|Mangal Pandey, one of the early freedom fighters.www.gkforexam.in|
It is fitting that at this solemn moment we take the pledge of dedication to the service of India and her people and to the still larger cause of humanity with some pride."
.............. Pandit Jawaharlal Nehru's opening speech on the Independence day: August 15, 1947.
India' struggle for complete freedom - freedom of a suppressed and emancipated soul of the nation was a long one. It was a saga of courage, determination, sacrifices and commitments of numerous freedom fighters for too long a time.

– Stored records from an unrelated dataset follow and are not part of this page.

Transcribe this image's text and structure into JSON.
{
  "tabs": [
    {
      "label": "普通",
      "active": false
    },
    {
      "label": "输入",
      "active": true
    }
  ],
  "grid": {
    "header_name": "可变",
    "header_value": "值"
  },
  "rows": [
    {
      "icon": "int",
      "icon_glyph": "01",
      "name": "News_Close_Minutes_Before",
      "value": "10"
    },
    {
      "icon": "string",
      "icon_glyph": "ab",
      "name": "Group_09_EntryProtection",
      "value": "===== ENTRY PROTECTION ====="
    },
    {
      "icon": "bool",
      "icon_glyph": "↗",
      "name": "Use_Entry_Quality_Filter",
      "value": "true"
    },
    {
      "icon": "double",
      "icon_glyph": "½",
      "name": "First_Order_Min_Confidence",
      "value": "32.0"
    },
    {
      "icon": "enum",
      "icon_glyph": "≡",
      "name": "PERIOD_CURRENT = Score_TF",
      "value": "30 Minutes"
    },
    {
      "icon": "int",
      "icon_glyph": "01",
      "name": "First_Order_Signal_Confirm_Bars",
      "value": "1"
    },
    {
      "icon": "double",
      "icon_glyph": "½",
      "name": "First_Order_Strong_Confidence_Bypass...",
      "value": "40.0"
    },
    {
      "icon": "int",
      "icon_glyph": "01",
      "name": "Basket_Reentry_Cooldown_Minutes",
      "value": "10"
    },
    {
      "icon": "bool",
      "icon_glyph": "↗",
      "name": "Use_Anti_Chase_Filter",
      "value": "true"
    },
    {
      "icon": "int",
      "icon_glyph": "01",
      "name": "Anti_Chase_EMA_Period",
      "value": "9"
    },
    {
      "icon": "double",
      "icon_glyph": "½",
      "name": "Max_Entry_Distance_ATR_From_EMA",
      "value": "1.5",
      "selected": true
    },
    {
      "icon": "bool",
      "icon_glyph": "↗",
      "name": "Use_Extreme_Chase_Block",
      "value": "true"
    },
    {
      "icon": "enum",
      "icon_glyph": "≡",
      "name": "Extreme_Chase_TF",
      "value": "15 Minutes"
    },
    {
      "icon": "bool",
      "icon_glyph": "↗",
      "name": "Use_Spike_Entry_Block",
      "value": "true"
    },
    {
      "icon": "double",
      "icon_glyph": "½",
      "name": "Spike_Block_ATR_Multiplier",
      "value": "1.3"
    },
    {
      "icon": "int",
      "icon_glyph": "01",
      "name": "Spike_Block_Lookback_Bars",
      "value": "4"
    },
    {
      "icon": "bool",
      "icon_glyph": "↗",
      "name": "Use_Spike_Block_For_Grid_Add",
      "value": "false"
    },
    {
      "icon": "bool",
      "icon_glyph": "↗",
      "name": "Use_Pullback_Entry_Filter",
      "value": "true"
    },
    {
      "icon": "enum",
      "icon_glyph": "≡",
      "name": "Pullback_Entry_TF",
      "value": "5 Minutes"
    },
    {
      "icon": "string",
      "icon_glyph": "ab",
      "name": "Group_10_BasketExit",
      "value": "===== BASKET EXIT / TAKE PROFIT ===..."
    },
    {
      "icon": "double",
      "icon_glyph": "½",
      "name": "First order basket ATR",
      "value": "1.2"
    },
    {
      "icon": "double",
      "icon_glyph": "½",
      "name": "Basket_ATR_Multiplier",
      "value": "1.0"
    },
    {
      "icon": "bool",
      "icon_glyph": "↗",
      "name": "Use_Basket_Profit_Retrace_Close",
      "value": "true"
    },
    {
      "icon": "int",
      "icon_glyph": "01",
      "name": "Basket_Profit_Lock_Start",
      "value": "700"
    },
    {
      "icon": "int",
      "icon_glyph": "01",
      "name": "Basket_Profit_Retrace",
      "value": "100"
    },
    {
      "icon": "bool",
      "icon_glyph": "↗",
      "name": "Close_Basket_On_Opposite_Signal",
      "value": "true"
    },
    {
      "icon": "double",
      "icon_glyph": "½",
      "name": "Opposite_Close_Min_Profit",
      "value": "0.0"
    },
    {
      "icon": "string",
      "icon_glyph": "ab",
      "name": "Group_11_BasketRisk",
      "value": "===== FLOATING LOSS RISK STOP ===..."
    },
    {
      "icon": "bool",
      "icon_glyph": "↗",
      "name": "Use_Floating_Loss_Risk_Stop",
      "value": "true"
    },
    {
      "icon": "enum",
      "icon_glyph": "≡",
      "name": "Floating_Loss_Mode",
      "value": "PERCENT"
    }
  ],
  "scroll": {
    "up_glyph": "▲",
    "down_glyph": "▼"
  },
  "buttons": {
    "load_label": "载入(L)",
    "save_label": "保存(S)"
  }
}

Mangal Pandey was an Indian soldier, sepoy (sipahi) in the 34th Bengal Native Infantry (BNI) regiment of the British East India Company. Mangal, born July 19, 1827, died: 8 April 1857 was a simple, and unassuming soldier, becoming one of the early freedom fighters in the annals of British India who set the stage for Sepoy Mutiny - worst rebellion against the British invaders in the entire British colony. His place of birth is a subject of debate, however, it is claimed that he was born either in a Bhumihar Brahmin family to Divakar Pandey of Surhupur village of Faizabad district’s Akbarpur Tehsil or in the village of Nagwa in district Ballia, Uttar Pradesh. He was the first one among the employees of the British company, to be marked as the warrior of independence struggle against the oppressive British rule under the East India Company. Unlike many freedom struggles that have some strong broad-based motivation, his attacks of senior British Military Officers were based on simple motives driven by personal patriotic ideology, involving insults to his religion - Hinduism and not based either on any animosity or grudge against the officers. Incidentally, he was not a vigilante. However, he was not happy about subjugation of Indians under British masters.

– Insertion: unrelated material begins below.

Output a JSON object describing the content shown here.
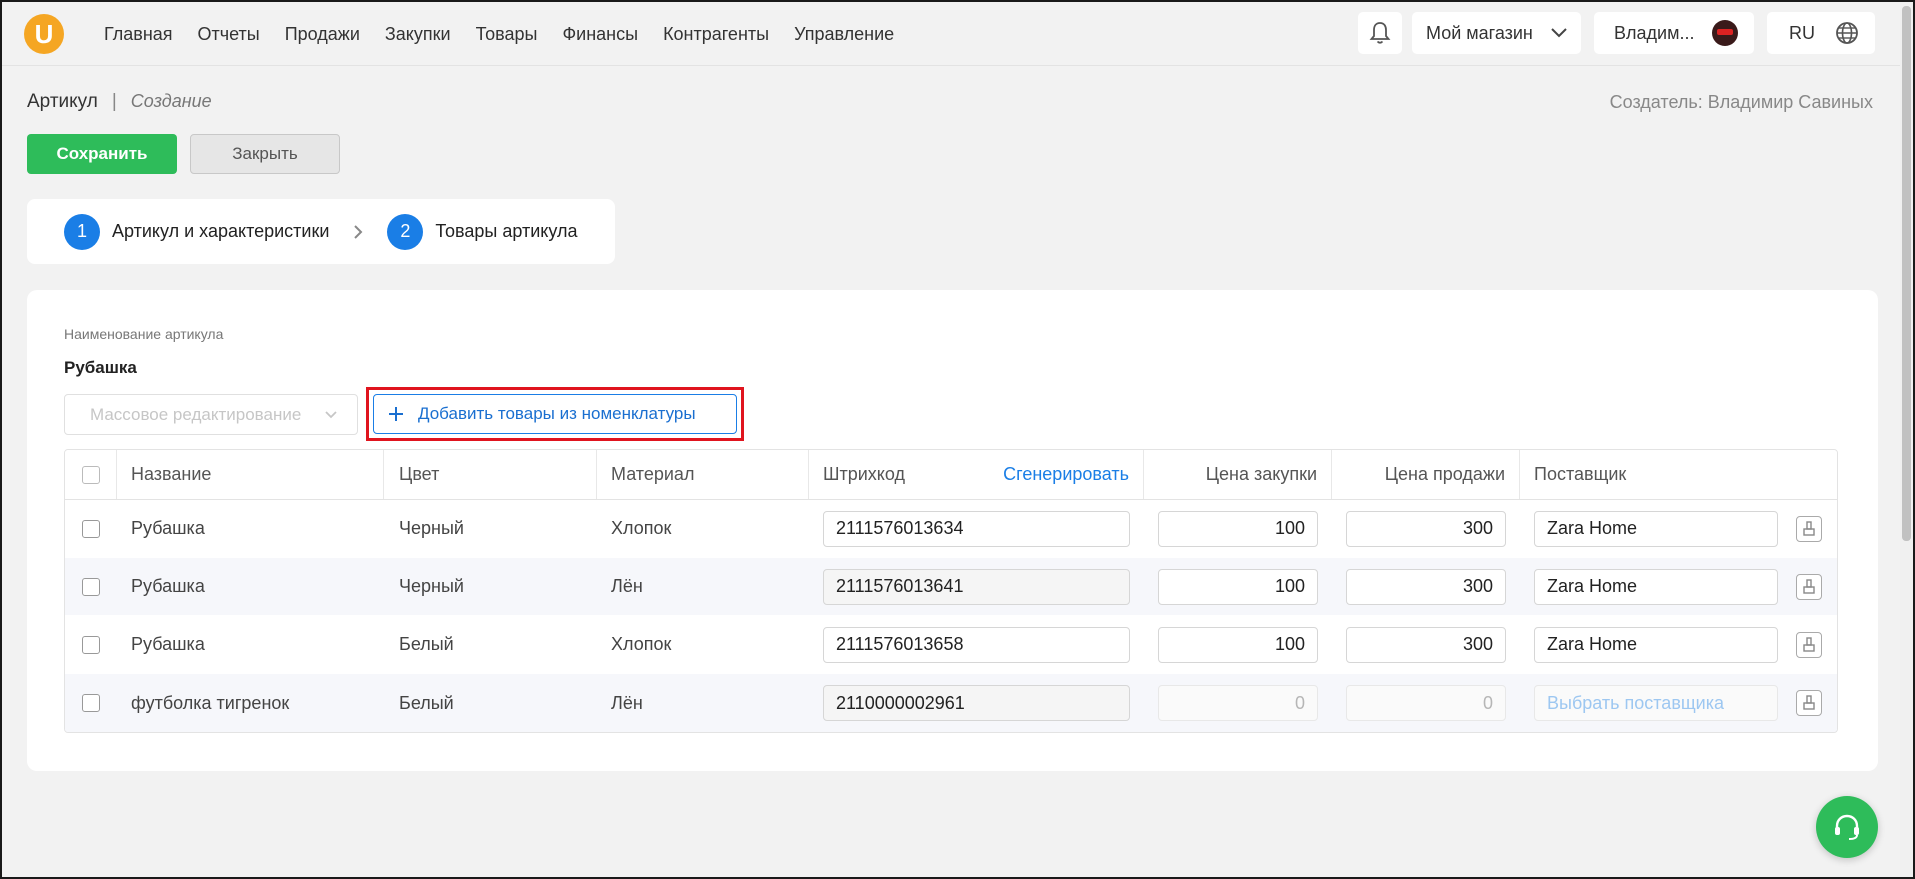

|Mangal Pandey stamp.www.historyinanhour.com|
Immediately after the incident Sergeant-Major Hewson, ordered Jemadar Ishwari Prasad, the Indian officer in command of the quarter-guard, to arrest Mangal Pandey. To this, the Jemadar stated that his NCOs had gone for help and that he could not take Managal by himself. When Baugh arrived on the scene, Officer Hewson asked him to move away from Mangal's firing line. In the mean time, Hewson tired to interfere in the fight between Mangal and Baugh. Upon direct confrontation, Hewson was knocked to the ground from severe blow from behind by Mangal Pandey's musket. When Sheikh Paltu safeguarded two British officers and sought the help of other sepoys to help him to hold Mangal, the sepoys asked him to let him go and, if not, he might be shot at. The other sepoys threatened the officers and at last, already wounded Paltu, loosened his grip on Mangal.

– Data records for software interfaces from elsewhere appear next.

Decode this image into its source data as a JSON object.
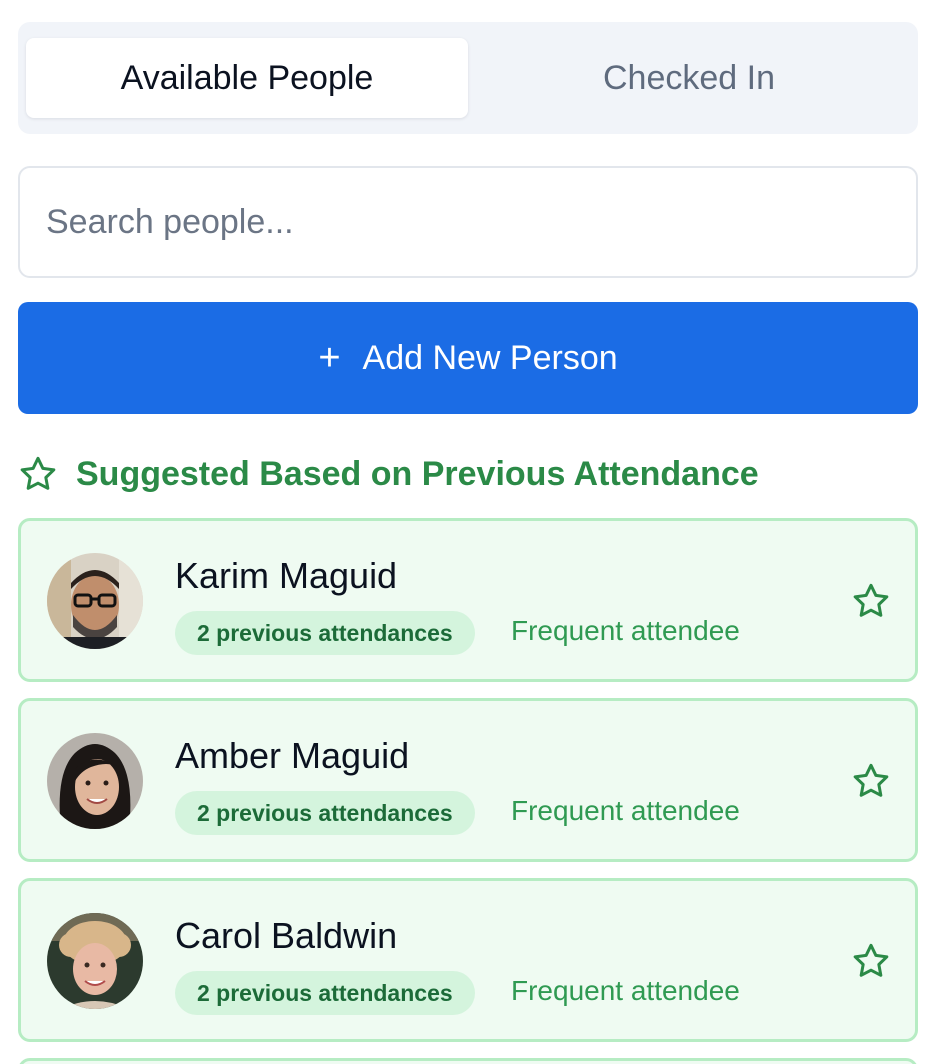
{
  "tabs": [
    {
      "label": "Available People",
      "active": true
    },
    {
      "label": "Checked In",
      "active": false
    }
  ],
  "search": {
    "placeholder": "Search people...",
    "value": ""
  },
  "add_button": {
    "icon": "plus-icon",
    "label": "Add New Person"
  },
  "suggested": {
    "icon": "star-outline-icon",
    "title": "Suggested Based on Previous Attendance",
    "people": [
      {
        "name": "Karim Maguid",
        "attendance": "2 previous attendances",
        "tag": "Frequent attendee",
        "avatar": "avatar-karim"
      },
      {
        "name": "Amber Maguid",
        "attendance": "2 previous attendances",
        "tag": "Frequent attendee",
        "avatar": "avatar-amber"
      },
      {
        "name": "Carol Baldwin",
        "attendance": "2 previous attendances",
        "tag": "Frequent attendee",
        "avatar": "avatar-carol"
      }
    ]
  },
  "colors": {
    "accent": "#1b6ce5",
    "suggest_green": "#2b8a47",
    "card_bg": "#effbf2",
    "card_border": "#b6ecc3",
    "badge_bg": "#d4f4dd"
  }
}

Commanding officer General Hearsey, upon hearing shots, arrived on the scene and asked the Jemadar of the troops, one Ishari Pande, to arrest him, the Jemadar refused, so did the rest of the company except Shaikh Paltu. In the mean time Mangal made an abortive attempt to kill himself by shooting.
Mangal Pandey after recovery faced trial that last a week and he, Israri Pandey and others became confirmed accused and court verdict was Mangal Pandy should be hanged to death on April 18. However, anticipating trouble brewing among the Indians, Mangal was executed on April 8th itself, 10 days prior to the scheduled date. The Jemadar Ishari Pandey was also executed on April 22 on grounds of disobedience. The whole regiment was dismissed "with disgrace" on 6th May, 1857. As for Sheik Paltu, who defended the British Officers during the attack by Mangal, was promoted to the post of a Havaldar (native sergeant) by General Hearsay.
What prompted Mangal Pandy to attack the British officers? A new type of bullet cartridge used in the Enfield P-53 rifle (The P-53 was officially known as the Pattern 1853 Enfield Rifle Musket) introduced in the Bengal Army that year. It has an effective range of 50 to 300 yards. The bullets lack annular grease rings like French or American minie ball bullets. The cartridge, it was believed, was greased with animal fat (primarily pig and cow fat) for effective loading. To the Muslims and Hindus, both are taboo to be consumed. Before using the cartridge, cover had to be removed by bitting and the soldiers refused to use that kind of cartridge. Further, there was some suspicion among the soldiers that they would be converted to Christianity by force. Yet another reason was take over of Indian states such as Awadh in Lucknow by the dubious policy of doctrine of Lapse by the scheming, corrupt East India company officials..
|Photo of the Enfield Rifle, the pending adoption of which caused unrest in the Bengal Army in early 1857. en.wikipedia.org|
Soon after the hanging of Indian sepoys by the tyrannical British, people across northern states became outraged and it culminated into what was later called "Sepoy Mutiny" most violent revolt against the British occupation in India. After 1857, the British Crown directly took over the administration of the Indian sub continent.